You can also make different sounds by putting a small version of the y- characters after a character that ends with -i (not including い)
Examples:
きゃ ==> kya
じゅ ==> jyu
りょ ==> ryo

In some cases, the -u sounds can end with a silent u, this is due to the words getting slurred over time. And example of this is です which is spelled "desu" but is said "des"

You can make a long consonant sound by putting a small つ character before the consonant you want to be long. This works for all characters except for n- characters which you put ん before the character.
Examples:
きっさてん read kissaten (meaning cafe)
こんにちは read konnichi wa (meaning hello)

For long vowel sounds you:
add あ when the previous character ends in -a
add い when the previous character ends in -i
add う when the previous character ends in -u
add い when the previous character ends in -e
add う when the previous character ends in -o

Note that in こんにちは the は would normally be read "ha" but in this case it is working as a particle so it is read "wa" instead. In the past there would have been more to the sentence afterwards but it gradually became the way it is now. Because of this they left the は being read as "wa"


The Katakana characters are a bit different from the hiragana characters, but follow the same rules, for the most part.
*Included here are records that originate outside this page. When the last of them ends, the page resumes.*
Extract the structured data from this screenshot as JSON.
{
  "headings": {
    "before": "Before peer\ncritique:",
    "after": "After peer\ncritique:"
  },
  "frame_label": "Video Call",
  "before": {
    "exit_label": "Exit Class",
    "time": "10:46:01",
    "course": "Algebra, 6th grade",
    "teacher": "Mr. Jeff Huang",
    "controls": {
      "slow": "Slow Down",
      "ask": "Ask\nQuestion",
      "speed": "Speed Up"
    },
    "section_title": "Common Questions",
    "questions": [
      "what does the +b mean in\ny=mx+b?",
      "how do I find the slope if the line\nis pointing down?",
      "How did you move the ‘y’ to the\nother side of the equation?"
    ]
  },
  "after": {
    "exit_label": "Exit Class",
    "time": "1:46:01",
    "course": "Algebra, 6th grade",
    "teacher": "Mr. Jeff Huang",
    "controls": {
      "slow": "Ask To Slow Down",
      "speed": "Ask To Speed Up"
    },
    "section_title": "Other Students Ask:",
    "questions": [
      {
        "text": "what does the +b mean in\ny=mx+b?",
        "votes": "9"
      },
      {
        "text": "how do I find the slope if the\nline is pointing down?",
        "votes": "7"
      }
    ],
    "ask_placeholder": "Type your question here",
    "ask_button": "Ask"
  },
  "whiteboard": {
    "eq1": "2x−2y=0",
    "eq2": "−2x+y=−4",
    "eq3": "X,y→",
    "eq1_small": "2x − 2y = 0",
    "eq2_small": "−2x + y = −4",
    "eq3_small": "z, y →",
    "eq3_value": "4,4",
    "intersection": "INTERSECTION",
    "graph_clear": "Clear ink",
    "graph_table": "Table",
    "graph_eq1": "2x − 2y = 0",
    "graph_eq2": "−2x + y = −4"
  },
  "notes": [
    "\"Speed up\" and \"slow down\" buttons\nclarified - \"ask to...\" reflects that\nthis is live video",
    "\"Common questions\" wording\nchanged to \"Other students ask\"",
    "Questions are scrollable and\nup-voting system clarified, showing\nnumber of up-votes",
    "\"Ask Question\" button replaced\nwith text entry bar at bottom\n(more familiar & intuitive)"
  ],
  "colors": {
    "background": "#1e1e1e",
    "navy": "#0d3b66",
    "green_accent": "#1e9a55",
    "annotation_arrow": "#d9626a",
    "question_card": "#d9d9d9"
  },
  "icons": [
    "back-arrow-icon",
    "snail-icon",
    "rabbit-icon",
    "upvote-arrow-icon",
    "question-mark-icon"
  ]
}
Katakana characters are used mostly for words that are based off of foreign words, such hamburger. Here is a chart of katakana characters:

 AIUEO
------
 
K 
S 
T 
N 
H 
M 
Y 
R 
W 
 
--------------------------------------------------------------------------------------------------------------------------
There is only one character that is written the same way in both character sets. The character is へ.

If you want to make a long vowel sound when using katakana characters, you use ー instead of of the additional character mentioned with the hiragana characters.

Occasionally while using katakana a smaller version of ア, イ, ウ, エ, or オ are used to make new sounds. An example of this is with Halloween which is written: ハロウィン.

When trying to get v- sounds, normally b- sounds are used instead, but in some cases a ヴ is used. They add the ゛ to ウ.                                          




At one time there were characters characters that were read "wi" and "we" but they are no longer used, so they are not included above.


This is where I personally would suggest starting with learning Japanese. Even if you don't know all the characters you can start on the next parts, but as i get further into this there will be more of a need to know kana.

The Right Admin
Admin

Posts : 25
Join date : 2015-03-22

View user profile http://beasian.forumotion.com

Back to top Go down

View previous topic View next topic Back to top

- Similar topics

 
Permissions in this forum:
You cannot reply to topics in this forum